A Performance of Relentless Stillness, With Live Score

March 16, 2012                                                The New York Times/The Bay Citizen

Eiko, the female half of Eiko and Koma, the contemporary movement arts duo who have performed together for some 40 years, hurled her small frame onto an oblong pile of canvas and feathers on the floor of the Yerba Buena Center for the Arts.
“Naked, naked!” she said mischievously, gesturing to herself to indicate how she and Koma will appear in “Fragile,” a new four-hour performance with a score performed live onstage by the Kronos Quartet at the arts center through Saturday. 
Photo by Anna Lee Campbell
 The evening was an informal preview of the couple’s two-week Yerba Buena residency, which also includes performances of three iconic early works and a series of workshops and other events.
Just as quickly, Koma darted from standing to lying down on the opposite side of the nestlike pile. Then he jumped up again and ran to the other side of a large backdrop covered in feathers and salt suspended from the ceiling. 

“This is what people do who don’t want to see the naked bodies,” he said with a teasing tone, peeking back at Eiko through one of the many holes in the canvas as if he were embarrassed. 

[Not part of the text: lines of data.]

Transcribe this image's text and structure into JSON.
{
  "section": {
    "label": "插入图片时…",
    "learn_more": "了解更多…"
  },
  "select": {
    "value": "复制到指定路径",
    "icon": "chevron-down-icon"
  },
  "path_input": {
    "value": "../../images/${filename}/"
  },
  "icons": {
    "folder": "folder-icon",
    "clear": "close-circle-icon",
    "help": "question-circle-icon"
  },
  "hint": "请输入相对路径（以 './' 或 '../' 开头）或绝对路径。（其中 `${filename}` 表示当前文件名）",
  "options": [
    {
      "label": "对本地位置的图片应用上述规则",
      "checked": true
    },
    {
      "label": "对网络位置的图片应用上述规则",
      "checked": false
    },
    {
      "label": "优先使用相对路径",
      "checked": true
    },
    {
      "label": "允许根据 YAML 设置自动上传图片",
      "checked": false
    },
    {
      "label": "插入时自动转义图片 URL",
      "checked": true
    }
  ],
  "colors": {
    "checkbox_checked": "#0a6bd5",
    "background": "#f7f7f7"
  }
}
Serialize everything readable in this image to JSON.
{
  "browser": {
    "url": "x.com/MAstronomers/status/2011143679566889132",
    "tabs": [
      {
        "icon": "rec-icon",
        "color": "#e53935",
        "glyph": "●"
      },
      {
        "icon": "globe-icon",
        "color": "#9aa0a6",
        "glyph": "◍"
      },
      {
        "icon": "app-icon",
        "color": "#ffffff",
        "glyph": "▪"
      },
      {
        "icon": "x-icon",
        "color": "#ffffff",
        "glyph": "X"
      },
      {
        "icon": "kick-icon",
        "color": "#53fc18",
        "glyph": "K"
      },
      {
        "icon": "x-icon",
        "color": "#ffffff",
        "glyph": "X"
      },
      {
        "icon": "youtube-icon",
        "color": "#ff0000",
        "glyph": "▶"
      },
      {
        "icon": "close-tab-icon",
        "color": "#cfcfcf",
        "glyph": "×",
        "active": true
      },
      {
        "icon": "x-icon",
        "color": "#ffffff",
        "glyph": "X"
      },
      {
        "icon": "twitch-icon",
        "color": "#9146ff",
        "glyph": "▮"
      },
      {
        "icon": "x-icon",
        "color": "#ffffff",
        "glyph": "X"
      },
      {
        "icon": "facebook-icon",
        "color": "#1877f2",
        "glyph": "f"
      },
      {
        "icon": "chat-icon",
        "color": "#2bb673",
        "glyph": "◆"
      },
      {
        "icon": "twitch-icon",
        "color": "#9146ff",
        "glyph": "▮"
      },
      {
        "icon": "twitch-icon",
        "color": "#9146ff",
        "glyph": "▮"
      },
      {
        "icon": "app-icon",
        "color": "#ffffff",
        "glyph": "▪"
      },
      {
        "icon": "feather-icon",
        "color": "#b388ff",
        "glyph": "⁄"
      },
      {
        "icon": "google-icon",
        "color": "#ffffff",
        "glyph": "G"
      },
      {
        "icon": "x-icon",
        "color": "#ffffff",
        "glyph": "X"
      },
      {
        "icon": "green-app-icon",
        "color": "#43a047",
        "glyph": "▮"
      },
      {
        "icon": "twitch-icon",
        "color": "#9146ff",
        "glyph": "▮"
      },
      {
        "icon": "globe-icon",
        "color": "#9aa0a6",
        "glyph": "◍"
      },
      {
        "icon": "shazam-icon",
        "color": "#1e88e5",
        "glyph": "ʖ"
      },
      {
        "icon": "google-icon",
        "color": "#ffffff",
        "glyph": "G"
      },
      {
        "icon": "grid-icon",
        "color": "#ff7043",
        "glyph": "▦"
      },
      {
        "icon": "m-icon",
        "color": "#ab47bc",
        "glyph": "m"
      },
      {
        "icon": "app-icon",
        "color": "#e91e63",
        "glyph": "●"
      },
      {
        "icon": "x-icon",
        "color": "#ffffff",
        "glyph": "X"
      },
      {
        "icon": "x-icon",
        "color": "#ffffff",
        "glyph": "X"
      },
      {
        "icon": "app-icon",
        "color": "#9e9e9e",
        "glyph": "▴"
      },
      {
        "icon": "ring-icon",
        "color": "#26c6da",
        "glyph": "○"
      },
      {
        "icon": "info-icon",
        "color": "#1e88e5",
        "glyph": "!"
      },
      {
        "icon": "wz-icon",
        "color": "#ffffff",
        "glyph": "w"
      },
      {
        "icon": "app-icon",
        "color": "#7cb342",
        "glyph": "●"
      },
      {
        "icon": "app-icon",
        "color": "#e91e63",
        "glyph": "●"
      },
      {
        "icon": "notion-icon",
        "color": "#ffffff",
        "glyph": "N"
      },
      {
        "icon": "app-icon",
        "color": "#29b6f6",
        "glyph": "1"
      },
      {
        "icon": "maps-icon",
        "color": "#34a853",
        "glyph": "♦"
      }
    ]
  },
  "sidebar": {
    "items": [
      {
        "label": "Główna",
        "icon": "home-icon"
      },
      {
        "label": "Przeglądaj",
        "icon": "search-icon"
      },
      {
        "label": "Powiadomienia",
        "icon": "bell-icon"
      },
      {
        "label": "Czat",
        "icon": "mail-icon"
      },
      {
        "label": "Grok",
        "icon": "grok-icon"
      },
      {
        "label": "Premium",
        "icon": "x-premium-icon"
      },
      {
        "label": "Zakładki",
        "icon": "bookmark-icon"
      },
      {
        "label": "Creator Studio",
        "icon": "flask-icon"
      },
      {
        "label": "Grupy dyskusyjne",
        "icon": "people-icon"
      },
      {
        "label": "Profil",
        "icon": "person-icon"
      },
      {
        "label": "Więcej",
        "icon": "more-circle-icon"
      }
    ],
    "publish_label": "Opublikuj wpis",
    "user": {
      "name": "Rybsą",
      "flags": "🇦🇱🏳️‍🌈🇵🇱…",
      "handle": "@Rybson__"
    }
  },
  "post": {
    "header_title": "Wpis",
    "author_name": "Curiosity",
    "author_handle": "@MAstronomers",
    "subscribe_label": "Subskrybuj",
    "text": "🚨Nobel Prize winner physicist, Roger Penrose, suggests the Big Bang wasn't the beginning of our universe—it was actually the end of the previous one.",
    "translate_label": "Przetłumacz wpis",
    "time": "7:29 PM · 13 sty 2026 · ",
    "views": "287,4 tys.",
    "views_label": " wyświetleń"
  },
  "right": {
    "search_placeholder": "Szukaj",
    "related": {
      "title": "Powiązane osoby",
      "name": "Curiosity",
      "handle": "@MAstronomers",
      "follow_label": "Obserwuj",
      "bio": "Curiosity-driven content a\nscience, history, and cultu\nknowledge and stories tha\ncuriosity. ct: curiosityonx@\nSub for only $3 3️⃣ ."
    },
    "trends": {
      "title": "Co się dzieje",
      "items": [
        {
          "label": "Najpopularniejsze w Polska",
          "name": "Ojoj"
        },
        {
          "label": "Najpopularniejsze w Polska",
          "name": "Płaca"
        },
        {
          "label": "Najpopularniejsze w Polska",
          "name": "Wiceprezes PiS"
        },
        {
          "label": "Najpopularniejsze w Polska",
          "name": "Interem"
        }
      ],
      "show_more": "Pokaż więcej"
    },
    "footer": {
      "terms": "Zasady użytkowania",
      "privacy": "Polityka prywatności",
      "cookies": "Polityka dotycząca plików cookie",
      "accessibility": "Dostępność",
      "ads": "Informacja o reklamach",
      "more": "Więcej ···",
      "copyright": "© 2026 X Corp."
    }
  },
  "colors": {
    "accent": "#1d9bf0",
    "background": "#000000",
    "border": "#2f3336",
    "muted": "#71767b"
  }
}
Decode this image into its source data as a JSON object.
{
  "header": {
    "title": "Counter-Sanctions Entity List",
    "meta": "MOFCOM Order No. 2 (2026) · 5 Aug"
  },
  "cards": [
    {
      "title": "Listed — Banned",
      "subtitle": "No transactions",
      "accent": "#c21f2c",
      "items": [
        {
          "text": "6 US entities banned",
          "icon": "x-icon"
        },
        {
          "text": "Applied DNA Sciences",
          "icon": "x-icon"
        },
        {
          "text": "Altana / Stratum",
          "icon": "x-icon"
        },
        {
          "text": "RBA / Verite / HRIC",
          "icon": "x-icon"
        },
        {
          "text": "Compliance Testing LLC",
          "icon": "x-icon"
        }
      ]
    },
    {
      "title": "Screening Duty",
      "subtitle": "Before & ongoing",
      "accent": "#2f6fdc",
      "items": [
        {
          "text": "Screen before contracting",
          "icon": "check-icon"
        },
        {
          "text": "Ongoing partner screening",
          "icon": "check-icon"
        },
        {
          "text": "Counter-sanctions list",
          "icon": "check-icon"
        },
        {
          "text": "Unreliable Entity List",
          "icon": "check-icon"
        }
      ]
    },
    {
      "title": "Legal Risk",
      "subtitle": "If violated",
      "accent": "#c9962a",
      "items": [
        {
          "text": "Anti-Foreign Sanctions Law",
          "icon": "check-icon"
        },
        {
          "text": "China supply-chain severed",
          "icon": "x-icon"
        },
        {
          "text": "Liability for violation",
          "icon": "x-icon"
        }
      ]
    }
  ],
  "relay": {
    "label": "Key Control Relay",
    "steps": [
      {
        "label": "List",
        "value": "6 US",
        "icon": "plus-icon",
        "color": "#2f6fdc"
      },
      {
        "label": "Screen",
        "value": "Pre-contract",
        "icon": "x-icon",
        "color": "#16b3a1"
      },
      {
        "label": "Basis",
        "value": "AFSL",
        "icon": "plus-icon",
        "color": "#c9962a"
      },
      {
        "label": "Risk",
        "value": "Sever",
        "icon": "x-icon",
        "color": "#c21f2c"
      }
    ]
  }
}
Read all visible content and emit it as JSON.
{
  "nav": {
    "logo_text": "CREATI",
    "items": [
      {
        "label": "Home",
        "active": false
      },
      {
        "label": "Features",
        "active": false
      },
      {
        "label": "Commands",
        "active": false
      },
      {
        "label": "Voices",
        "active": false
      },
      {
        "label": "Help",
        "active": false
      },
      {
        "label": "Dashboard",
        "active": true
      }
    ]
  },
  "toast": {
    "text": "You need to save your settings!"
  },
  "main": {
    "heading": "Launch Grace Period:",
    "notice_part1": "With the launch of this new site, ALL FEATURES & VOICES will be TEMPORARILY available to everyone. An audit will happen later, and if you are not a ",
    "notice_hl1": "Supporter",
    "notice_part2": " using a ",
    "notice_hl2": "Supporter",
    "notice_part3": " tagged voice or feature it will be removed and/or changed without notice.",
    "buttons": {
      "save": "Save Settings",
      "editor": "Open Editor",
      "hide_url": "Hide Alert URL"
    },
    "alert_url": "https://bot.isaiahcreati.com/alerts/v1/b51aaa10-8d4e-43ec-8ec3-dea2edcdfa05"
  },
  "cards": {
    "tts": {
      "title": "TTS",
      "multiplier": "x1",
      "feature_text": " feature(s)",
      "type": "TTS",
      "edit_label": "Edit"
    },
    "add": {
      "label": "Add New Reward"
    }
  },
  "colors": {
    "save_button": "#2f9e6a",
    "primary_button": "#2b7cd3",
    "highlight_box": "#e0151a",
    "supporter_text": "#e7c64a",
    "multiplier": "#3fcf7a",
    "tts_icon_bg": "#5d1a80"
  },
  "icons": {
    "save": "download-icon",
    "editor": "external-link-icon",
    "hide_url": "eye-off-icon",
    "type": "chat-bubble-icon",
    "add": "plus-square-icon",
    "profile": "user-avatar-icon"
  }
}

If anything characterizes Eiko and Koma’s art, it is the slow, even glacial pace of their movements — sometimes so slow they are almost imperceptible, like ice melting. They describe their work, which evokes a deep connection with nature and deals with elemental themes like nakedness, hunger and death, as “infused with relentless stillness that subverts and transcends our everyday notions of time and space.” (More)

(ESSAY) Bob Carroll and the Art of Dying

Break Brick, Break Bread, Break the Mold

January 28, 2012              The New York Times/The Bay Citizen

Art and food mixed at a dinner last Thursday at Engine 43, a private residence and social club in San Francisco’s Excelsior neighborhood, in the form of bricks served on a bed of hay.

Using small hammers, a group of about 40 diners smashed the bricks until the clay fell away to reveal a pouch of steamed hen-of-the-wood mushrooms. The dish, intended “to spark erotic dreams,” emanated earthy smells that were enhanced by a handcrafted perfume that had been placed on each person’s wrist.

The course was only one of many served up by Max La Rivière-Hedrick and Julio César Morales as part of “The Alchemy of Dreams,” an evening-length food performance that immersed the audience in the world of Remedios Varo, the surrealist artist who died in 1963 and was known for her playfulness, wit and intense engagement with dreams, science and the occult. 

The piece was commissioned by the Frey Norris Contemporary and Modern gallery in San Francisco, where Varo’s work is on view through Feb. 25. The two artists have pulled off a handful of other special dinners, each with a different theme.  (more)